US loses opportunity with home energy efficiency
By Andrew McGlashen for the Daily Climate, January 25 2010
About 17 percent of new homes built in 2008 earned the Energy Star label. The proportion – which is expected to reach 20 percent when 2009's figures are tallied – marks a five-point increase from 2007 and "indicates such incredible success," said Sam Rashkin, national director of the program's section for homes.
Home energy use accounts for 16 percent of the United States' greenhouse gas emissions.
Despite the EPA's gains, some 99 percent of American houses are "sick" – damp, drafty, dusty, noisy and expensive to heat and cool – and "could be made at least 30 percent more energy-efficient with highly cost-effective, tried-and-true energy-efficiency improvements," according to Rashkin.
The Energy Star program won't solve this.
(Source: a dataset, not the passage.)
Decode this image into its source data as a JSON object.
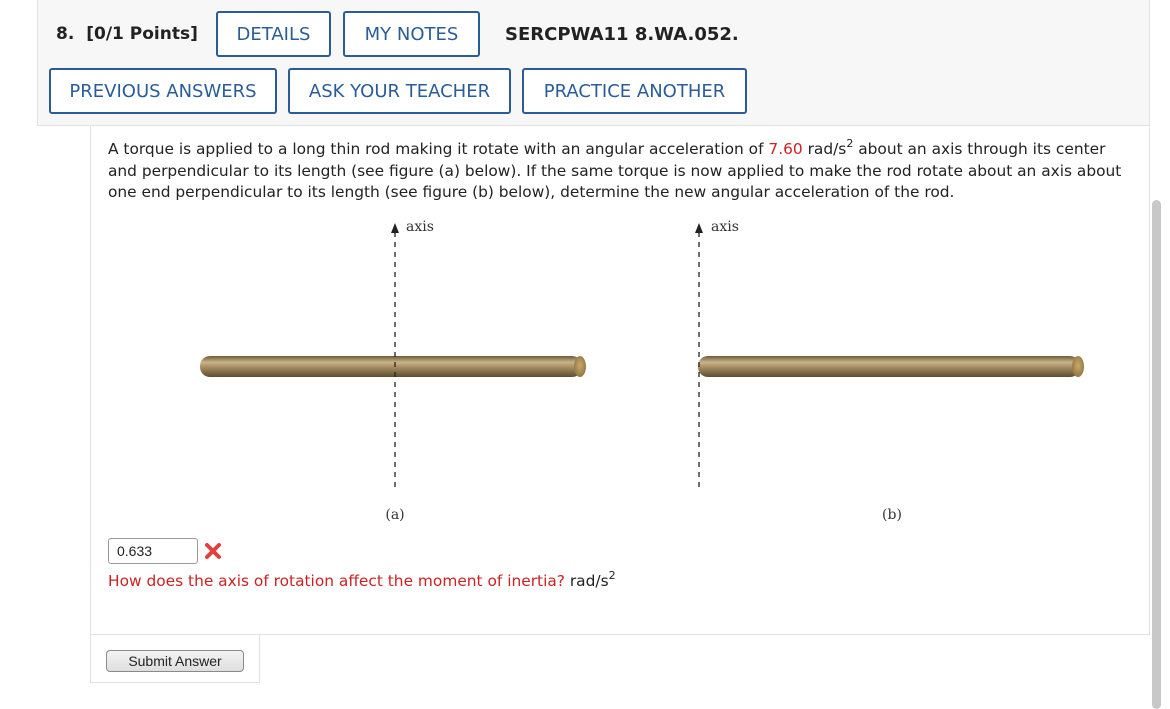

Energy Star is meant to reflect the cream of the housing stock, and thus, program officers say, will always represent a minority of American homes.